→ Provided records:
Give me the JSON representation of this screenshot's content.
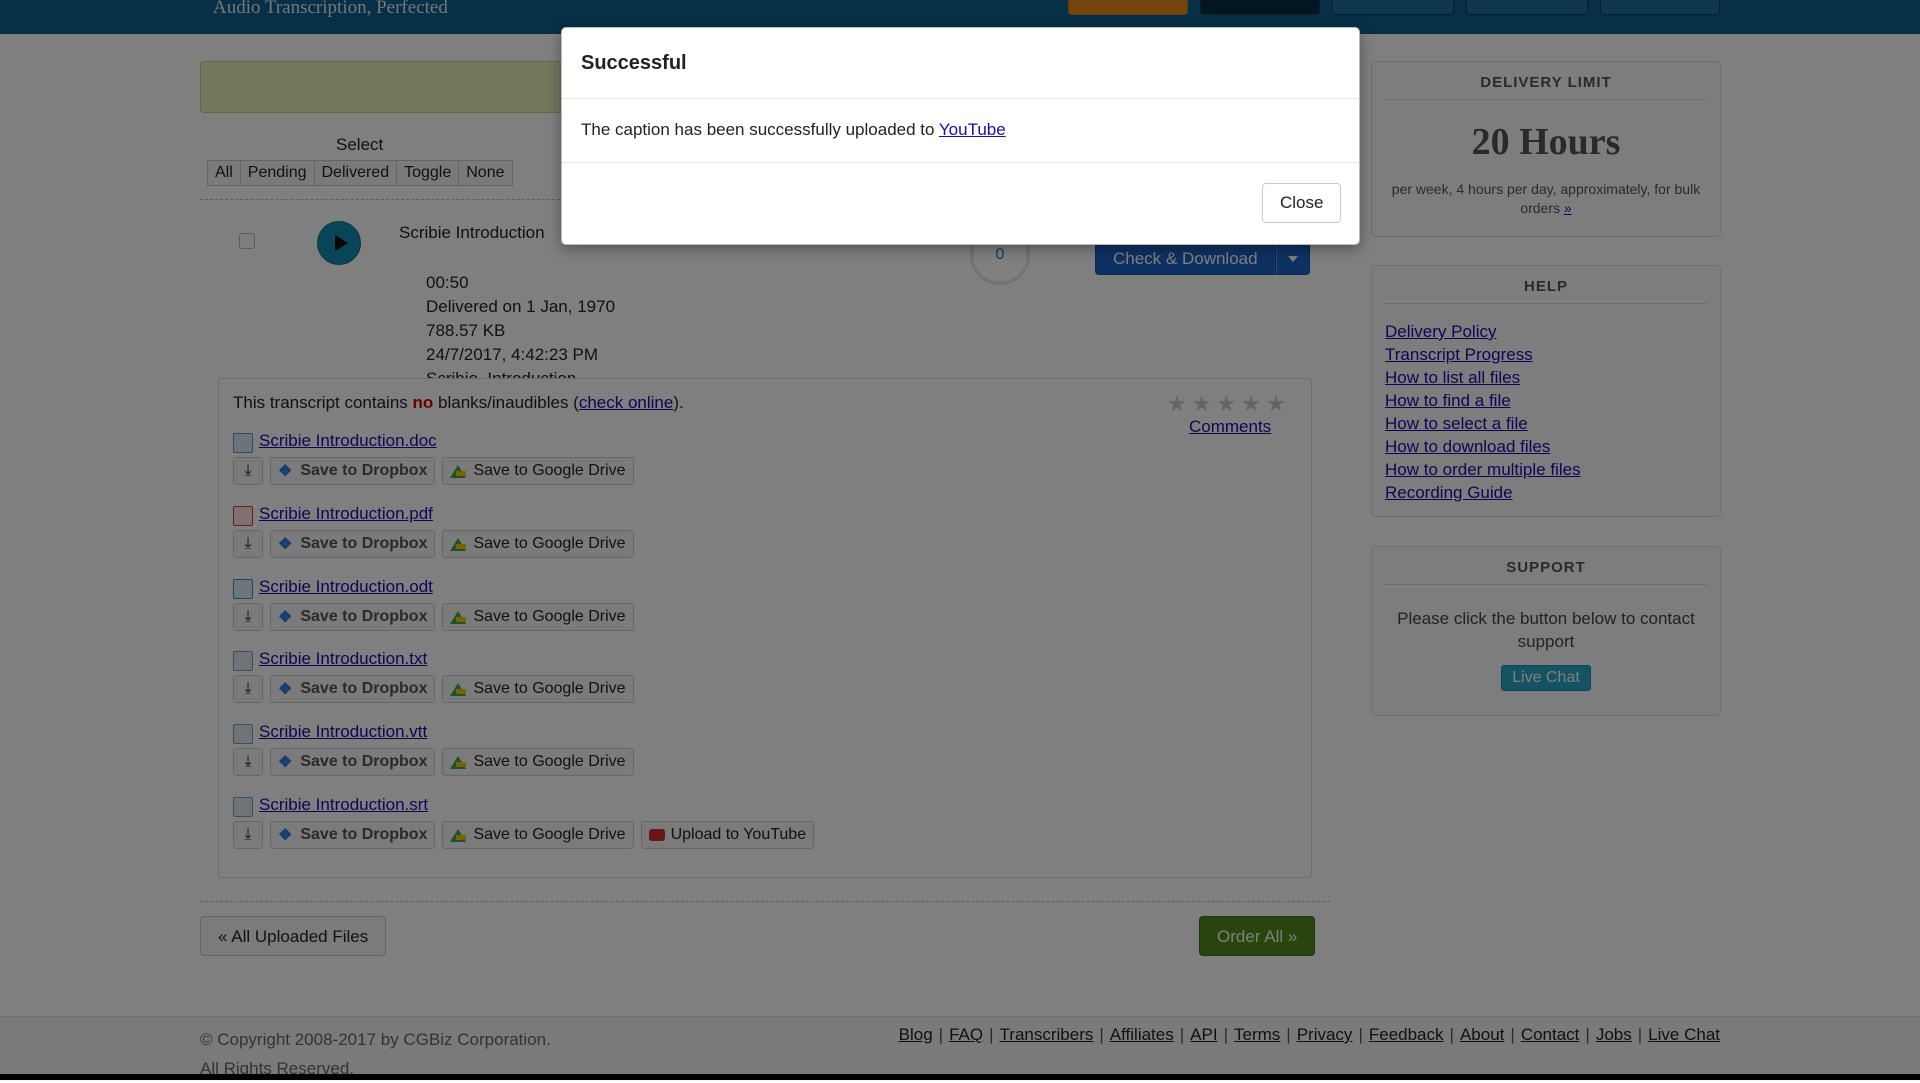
{
  "header": {
    "tagline": "Audio Transcription, Perfected"
  },
  "select": {
    "label": "Select",
    "buttons": [
      "All",
      "Pending",
      "Delivered",
      "Toggle",
      "None"
    ]
  },
  "file": {
    "title": "Scribie Introduction",
    "duration": "00:50",
    "delivered": "Delivered on 1 Jan, 1970",
    "size": "788.57 KB",
    "uploaded": "24/7/2017, 4:42:23 PM",
    "tags": "Scribie, Introduction",
    "progress_value": "0",
    "check_download_label": "Check & Download"
  },
  "transcript": {
    "note_prefix": "This transcript contains ",
    "note_no": "no",
    "note_middle": " blanks/inaudibles (",
    "note_link": "check online",
    "note_suffix": ").",
    "rating_stars": 5,
    "rating_value": 0,
    "comments_label": "Comments",
    "dropbox_label": "Save to Dropbox",
    "gdrive_label": "Save to Google Drive",
    "youtube_label": "Upload to YouTube",
    "files": [
      {
        "name": "Scribie Introduction.doc",
        "icon": "word-doc-icon"
      },
      {
        "name": "Scribie Introduction.pdf",
        "icon": "pdf-icon"
      },
      {
        "name": "Scribie Introduction.odt",
        "icon": "odt-icon"
      },
      {
        "name": "Scribie Introduction.txt",
        "icon": "text-file-icon"
      },
      {
        "name": "Scribie Introduction.vtt",
        "icon": "text-file-icon"
      },
      {
        "name": "Scribie Introduction.srt",
        "icon": "text-file-icon"
      }
    ]
  },
  "nav": {
    "all_uploaded_label": "« All Uploaded Files",
    "order_all_label": "Order All »"
  },
  "sidebar": {
    "delivery": {
      "title": "DELIVERY LIMIT",
      "amount": "20 Hours",
      "description": "per week, 4 hours per day, approximately, for bulk orders",
      "more_link": "»"
    },
    "help": {
      "title": "HELP",
      "links": [
        "Delivery Policy",
        "Transcript Progress",
        "How to list all files",
        "How to find a file",
        "How to select a file",
        "How to download files",
        "How to order multiple files",
        "Recording Guide"
      ]
    },
    "support": {
      "title": "SUPPORT",
      "text": "Please click the button below to contact support",
      "button": "Live Chat"
    }
  },
  "footer": {
    "copyright_line1": "© Copyright 2008-2017 by CGBiz Corporation.",
    "copyright_line2": "All Rights Reserved.",
    "links": [
      "Blog",
      "FAQ",
      "Transcribers",
      "Affiliates",
      "API",
      "Terms",
      "Privacy",
      "Feedback",
      "About",
      "Contact",
      "Jobs",
      "Live Chat"
    ]
  },
  "modal": {
    "title": "Successful",
    "message": "The caption has been successfully uploaded to ",
    "link": "YouTube",
    "close_label": "Close"
  },
  "colors": {
    "topbar": "#0e5e8c",
    "primary_button": "#1d63c7",
    "order_button": "#4f8a18",
    "live_chat": "#2aa6c6",
    "overlay": "rgba(0,0,0,0.5)"
  }
}
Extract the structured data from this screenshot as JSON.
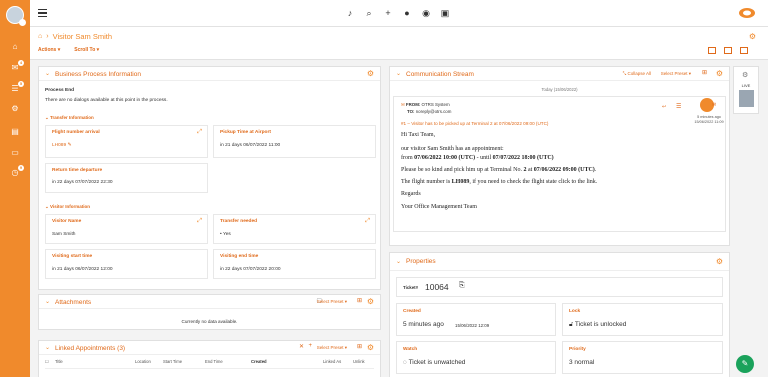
{
  "sidebar": {
    "badges": [
      "4",
      "5",
      "9"
    ]
  },
  "breadcrumb": {
    "title": "Visitor Sam Smith"
  },
  "subnav": {
    "actions": "Actions",
    "scroll_to": "Scroll To"
  },
  "bpi": {
    "title": "Business Process Information",
    "process_end_label": "Process End",
    "process_end_text": "There are no dialogs available at this point in the process.",
    "transfer_info": "Transfer Information",
    "visitor_info": "Visitor Information",
    "fields": {
      "flight_label": "Flight number arrival",
      "flight_value": "LH089",
      "pickup_label": "Pickup Time at Airport",
      "pickup_value": "in 21 days 06/07/2022 11:00",
      "return_label": "Return time departure",
      "return_value": "in 22 days 07/07/2022 22:30",
      "visitor_name_label": "Visitor Name",
      "visitor_name_value": "Sam Smith",
      "transfer_needed_label": "Transfer needed",
      "transfer_needed_value": "Yes",
      "vstart_label": "Visiting start time",
      "vstart_value": "in 21 days 06/07/2022 12:00",
      "vend_label": "Visiting end time",
      "vend_value": "in 22 days 07/07/2022 20:00"
    }
  },
  "attachments": {
    "title": "Attachments",
    "select_preset": "Select Preset",
    "empty": "Currently no data available."
  },
  "linked": {
    "title": "Linked Appointments (3)",
    "select_preset": "Select Preset",
    "columns": [
      "Title",
      "Location",
      "Start Time",
      "End Time",
      "Created",
      "Linked As",
      "Unlink"
    ]
  },
  "comm": {
    "title": "Communication Stream",
    "collapse_all": "Collapse All",
    "select_preset": "Select Preset",
    "date": "Today (15/06/2022)",
    "from_label": "FROM:",
    "from_value": "OTRS System",
    "to_label": "TO:",
    "to_value": "noreply@otrs.com",
    "subject": "#1 – Visitor has to be picked up at Terminal 2 at 07/06/2022 09:00 (UTC)",
    "time_ago": "5 minutes ago",
    "timestamp": "15/06/2022 11:09",
    "body": {
      "greet": "Hi Taxi Team,",
      "line1": "our visitor Sam Smith has an appointment:",
      "line2_pre": "from ",
      "line2_b1": "07/06/2022 10:00 (UTC)",
      "line2_mid": " - until ",
      "line2_b2": "07/07/2022 18:00 (UTC)",
      "line3_pre": "Please be so kind and pick him up at Terminal No. ",
      "line3_b1": "2",
      "line3_mid": " at ",
      "line3_b2": "07/06/2022 09:00 (UTC)",
      "line3_end": ".",
      "line4_pre": "The flight number is ",
      "line4_b": "LH089",
      "line4_end": ", if you need to check the flight state click to the link.",
      "regards": "Regards",
      "team": "Your Office Management Team"
    }
  },
  "rail": {
    "label": "LIVE"
  },
  "properties": {
    "title": "Properties",
    "ticket_label": "Ticket#",
    "ticket_value": "10064",
    "created_label": "Created",
    "created_value": "5 minutes ago",
    "created_ts": "15/06/2022 12:09",
    "lock_label": "Lock",
    "lock_value": "Ticket is unlocked",
    "watch_label": "Watch",
    "watch_value": "Ticket is unwatched",
    "priority_label": "Priority",
    "priority_value": "3 normal"
  },
  "colors": {
    "accent": "#f08a2c",
    "accent_dark": "#e06a1a",
    "chat": "#1aa25b"
  }
}
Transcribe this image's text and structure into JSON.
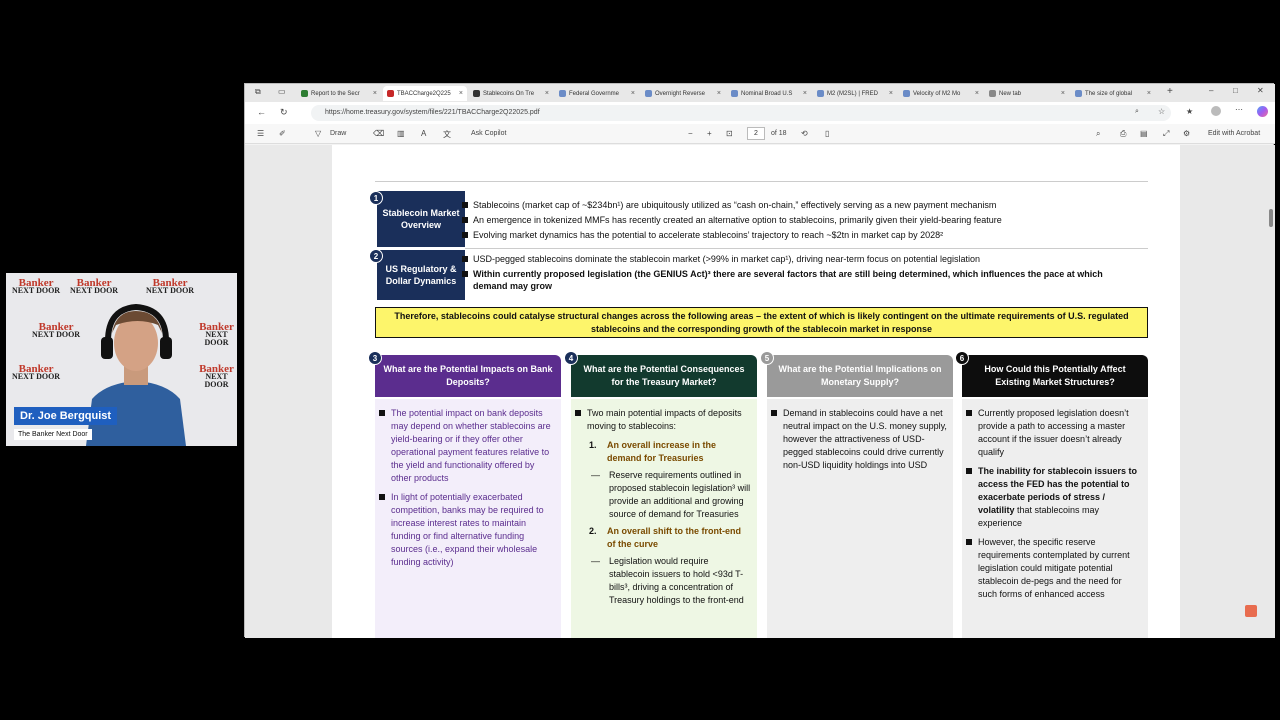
{
  "webcam": {
    "name": "Dr. Joe Bergquist",
    "subtitle": "The Banker Next Door",
    "logo_line1": "Banker",
    "logo_line2": "NEXT DOOR"
  },
  "tabs": [
    {
      "label": "Report to the Secr",
      "color": "#2e7d32"
    },
    {
      "label": "TBACCharge2Q225",
      "color": "#c62828",
      "active": true
    },
    {
      "label": "Stablecoins On Tre",
      "color": "#333333"
    },
    {
      "label": "Federal Governme",
      "color": "#6b8cc7"
    },
    {
      "label": "Overnight Reverse",
      "color": "#6b8cc7"
    },
    {
      "label": "Nominal Broad U.S",
      "color": "#6b8cc7"
    },
    {
      "label": "M2 (M2SL) | FRED",
      "color": "#6b8cc7"
    },
    {
      "label": "Velocity of M2 Mo",
      "color": "#6b8cc7"
    },
    {
      "label": "New tab",
      "color": "#888888"
    },
    {
      "label": "The size of global",
      "color": "#6b8cc7"
    }
  ],
  "address": {
    "url": "https://home.treasury.gov/system/files/221/TBACCharge2Q22025.pdf"
  },
  "pdf_toolbar": {
    "draw": "Draw",
    "ask_copilot": "Ask Copilot",
    "page": "2",
    "of_pages": "of 18",
    "edit_acrobat": "Edit with Acrobat"
  },
  "slide": {
    "sections": [
      {
        "num": "1",
        "title": "Stablecoin Market Overview",
        "bullets": [
          {
            "text": "Stablecoins (market cap of ~$234bn¹) are ubiquitously utilized as “cash on-chain,” effectively serving as a new payment mechanism",
            "bold": false
          },
          {
            "text": "An emergence in tokenized MMFs has recently created an alternative option to stablecoins, primarily given their yield-bearing feature",
            "bold": false
          },
          {
            "text": "Evolving market dynamics has the potential to accelerate stablecoins’ trajectory to reach ~$2tn in market cap by 2028²",
            "bold": false
          }
        ]
      },
      {
        "num": "2",
        "title": "US Regulatory & Dollar Dynamics",
        "bullets": [
          {
            "text": "USD-pegged stablecoins dominate the stablecoin market (>99% in market cap¹), driving near-term focus on potential legislation",
            "bold": false
          },
          {
            "text": "Within currently proposed legislation (the GENIUS Act)³ there are several factors that are still being determined, which influences the pace at which demand may grow",
            "bold": true
          }
        ]
      }
    ],
    "banner": "Therefore, stablecoins could catalyse structural changes across the following areas – the extent of which is likely contingent on the ultimate requirements of U.S. regulated stablecoins and the corresponding growth of the stablecoin market in response",
    "columns": [
      {
        "num": "3",
        "title": "What are the Potential Impacts on Bank Deposits?",
        "head_color": "#5b2d8e",
        "body_color": "#f3eefa",
        "b1": "The potential impact on bank deposits may depend on whether stablecoins are yield-bearing or if they offer other operational payment features relative to the yield and functionality offered by other products",
        "b2": "In light of potentially exacerbated competition, banks may be required to increase interest rates to maintain funding or find alternative funding sources (i.e., expand their wholesale funding activity)"
      },
      {
        "num": "4",
        "title": "What are the Potential Consequences for the Treasury Market?",
        "head_color": "#123a2e",
        "body_color": "#eef7e4",
        "intro": "Two main potential impacts of deposits moving to stablecoins:",
        "n1": "1.",
        "n1_text": "An overall increase in the demand for Treasuries",
        "d1": "Reserve requirements outlined in proposed stablecoin legislation³ will provide an additional and growing source of demand for Treasuries",
        "n2": "2.",
        "n2_text": "An overall shift to the front-end of the curve",
        "d2": "Legislation would require stablecoin issuers to hold <93d T-bills³, driving a concentration of Treasury holdings to the front-end"
      },
      {
        "num": "5",
        "title": "What are the Potential Implications on Monetary Supply?",
        "head_color": "#9a9a9a",
        "body_color": "#eeeeee",
        "b1": "Demand in stablecoins could have a net neutral impact on the U.S. money supply, however the attractiveness of USD-pegged stablecoins could drive currently non-USD liquidity holdings into USD"
      },
      {
        "num": "6",
        "title": "How Could this Potentially Affect Existing Market Structures?",
        "head_color": "#0d0d0d",
        "body_color": "#eeeeee",
        "b1": "Currently proposed legislation doesn’t provide a path to accessing a master account if the issuer doesn’t already qualify",
        "b2_bold": "The inability for stablecoin issuers to access the FED has the potential to exacerbate periods of stress / volatility",
        "b2_rest": " that stablecoins may experience",
        "b3": "However, the specific reserve requirements contemplated by current legislation could mitigate potential stablecoin de-pegs and the need for such forms of enhanced access"
      }
    ]
  }
}
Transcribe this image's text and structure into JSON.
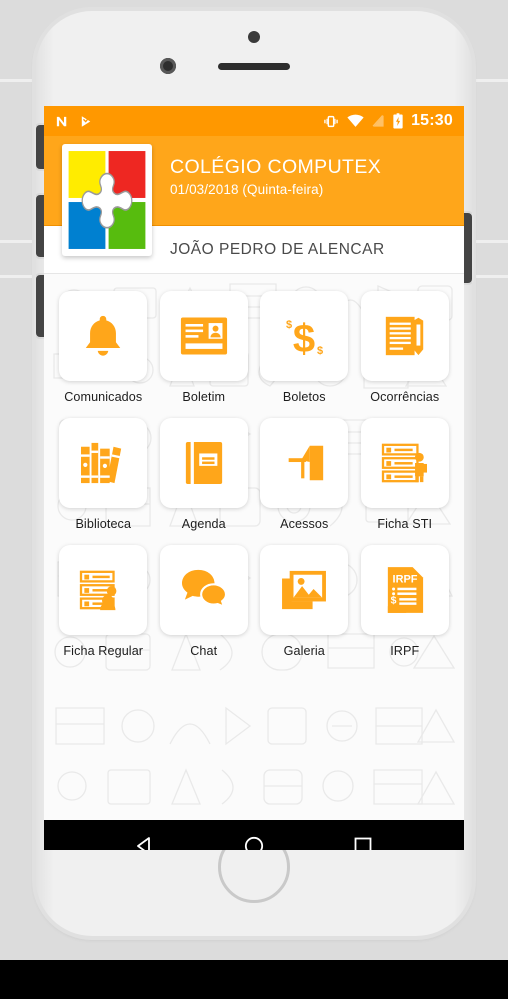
{
  "statusbar": {
    "time": "15:30",
    "left_icons": [
      "n-notification-icon",
      "play-check-notification-icon"
    ],
    "right_icons": [
      "vibrate-icon",
      "wifi-icon",
      "signal-off-icon",
      "battery-charging-icon"
    ]
  },
  "header": {
    "school_name": "COLÉGIO COMPUTEX",
    "date": "01/03/2018 (Quinta-feira)",
    "logo_alt": "puzzle-logo",
    "logo_colors": {
      "top_left": "#FFEC00",
      "top_right": "#EE2722",
      "bottom_left": "#0080D0",
      "bottom_right": "#57BC0E"
    },
    "accent_color": "#FFA61A",
    "statusbar_color": "#FF9800"
  },
  "student": {
    "name": "JOÃO PEDRO DE ALENCAR"
  },
  "menu": {
    "icon_color": "#FFA61A",
    "items": [
      {
        "label": "Comunicados",
        "icon": "bell-icon"
      },
      {
        "label": "Boletim",
        "icon": "id-card-icon"
      },
      {
        "label": "Boletos",
        "icon": "dollar-icon"
      },
      {
        "label": "Ocorrências",
        "icon": "document-pencil-icon"
      },
      {
        "label": "Biblioteca",
        "icon": "books-icon"
      },
      {
        "label": "Agenda",
        "icon": "notebook-icon"
      },
      {
        "label": "Acessos",
        "icon": "turnstile-icon"
      },
      {
        "label": "Ficha STI",
        "icon": "checklist-student-icon"
      },
      {
        "label": "Ficha Regular",
        "icon": "checklist-person-icon"
      },
      {
        "label": "Chat",
        "icon": "chat-bubbles-icon"
      },
      {
        "label": "Galeria",
        "icon": "photos-icon"
      },
      {
        "label": "IRPF",
        "icon": "irpf-document-icon"
      }
    ]
  },
  "navbar": {
    "buttons": [
      {
        "name": "back-button",
        "icon": "triangle-back-icon"
      },
      {
        "name": "home-button",
        "icon": "circle-home-icon"
      },
      {
        "name": "recents-button",
        "icon": "square-recents-icon"
      }
    ]
  }
}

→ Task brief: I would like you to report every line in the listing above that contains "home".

→ Written solution:
    "url": "https://home.treasury.gov/system/files/221/TBACCharge2Q22025.pdf"
        "name": "home-button",
        "icon": "circle-home-icon"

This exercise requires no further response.